Researchers solve the mystery of the bird from Atlantis
The Inaccessible Island rail (Atlantisia rogersi) is endemic and can only be found on Inaccessible Island. It has no natural enemies on the island and runs around like a small rodent in the vegetation. Biologist Martin Stervander, who now works at the University of Oregon, USA, conducted a study together with researchers from South Africa and Portugal during his time at Lund University.
Among other things, they analysed the DNA of the Inaccessible Island rail using modern sequencing techniques. In this way, the researchers were able to determine that the bird’s closest now living relatives are the dot-winged crake in South America and the black rail found in both South and North America. It probably also has a relative on the Galápagos.
“It seems that rail birds are extremely good at colonising new remote locations and adapting to different environments. Despite great distances, the environments may be similar and, through convergent evolution, distant relatives may in fact become so similar that taxonomists are tricked into drawing erroneous conclusions”, says Martin Stervander.

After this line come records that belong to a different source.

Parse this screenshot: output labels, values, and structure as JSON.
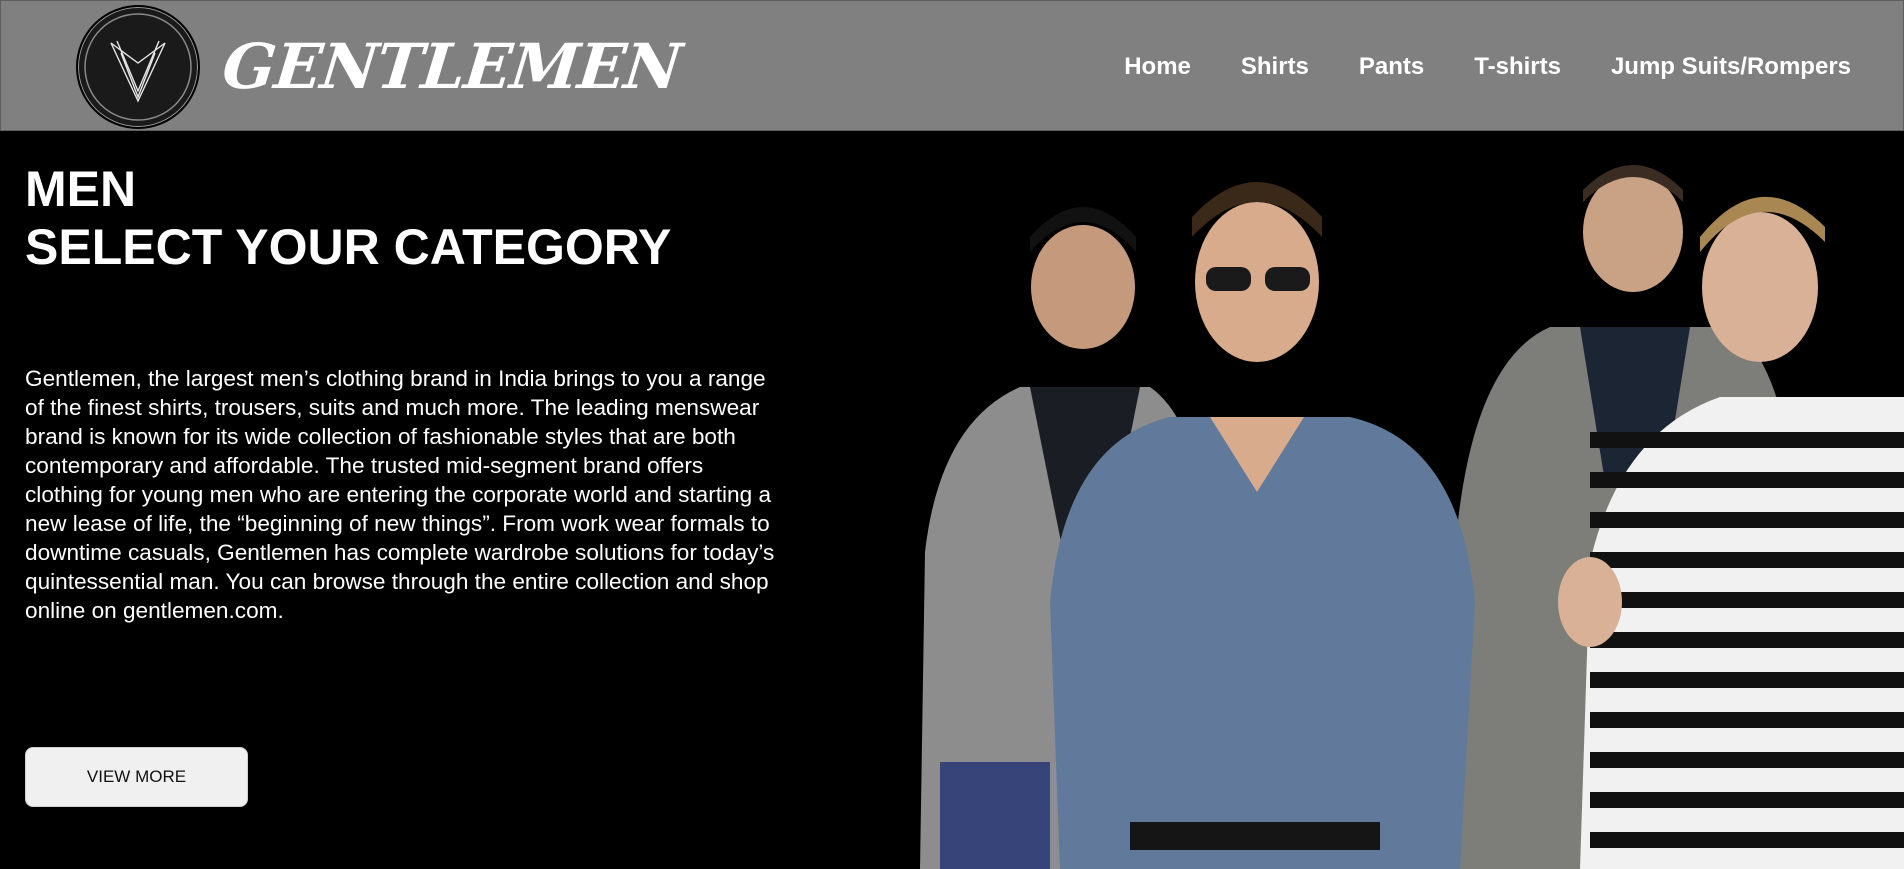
{
  "brand": {
    "name": "GENTLEMEN",
    "logo_icon": "v-monogram-logo-icon"
  },
  "nav": [
    "Home",
    "Shirts",
    "Pants",
    "T-shirts",
    "Jump Suits/Rompers"
  ],
  "hero": {
    "line1": "MEN",
    "line2": "SELECT YOUR CATEGORY",
    "description": "Gentlemen, the largest men’s clothing brand in India brings to you a range of the finest shirts, trousers, suits and much more. The leading menswear brand is known for its wide collection of fashionable styles that are both contemporary and affordable. The trusted mid-segment brand offers clothing for young men who are entering the corporate world and starting a new lease of life, the “beginning of new things”. From work wear formals to downtime casuals, Gentlemen has complete wardrobe solutions for today’s quintessential man. You can browse through the entire collection and shop online on gentlemen.com.",
    "button_label": "VIEW MORE"
  },
  "colors": {
    "header_bg": "#808080",
    "page_bg": "#000000",
    "text": "#ffffff",
    "button_bg": "#f0f0f0"
  }
}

A theory that proved to be wrong came from Percy Lowe when he described the Inaccessible Island rail almost 100 years ago. Lowe classified the bird in its own genus and drew the conclusion that its inability to fly was a very old trait, and that it colonised Inaccessible Island on foot by walking on land extensions and across continents that later disappeared into the depths of the ocean.
“The fact that Lowe’s theory was incorrect came as no surprise. Using DNA, we can prove that the ancestors of the Inaccessible Island rail flew to Inaccessible Island from South America about 1.5 million years ago”, says Martin Stervander, continuing:
“The bird has not had any natural enemies on the island and has not needed to fly in order to escape predators. Its ability to fly has therefore been reduced and ultimately lost through natural selection and evolution over thousands of years.”
Not being able to fly means that the Inaccessible Island rail does not waste energy on something that is unnecessary in order to survive and propagate.
“Our discovery focuses on the importance of continuing to prevent enemies of the Inaccessible Island rail from being introduced on the island. If that happens, it might disappear”, concludes Bengt Hansson, professor at Lund University and one of the researchers behind the study.
Martin Stervander, postdoc
Institute of Ecology and Evolution, University of Oregon
+1 541 513 6024
mste [at] uoregon [dot] edu
Bengt Hansson, professor
Department of Biology, Lund University
+46 46 222 49 96
+46 70 991 68 96
bengt [dot] hansson [at] biol [dot] lu [dot] se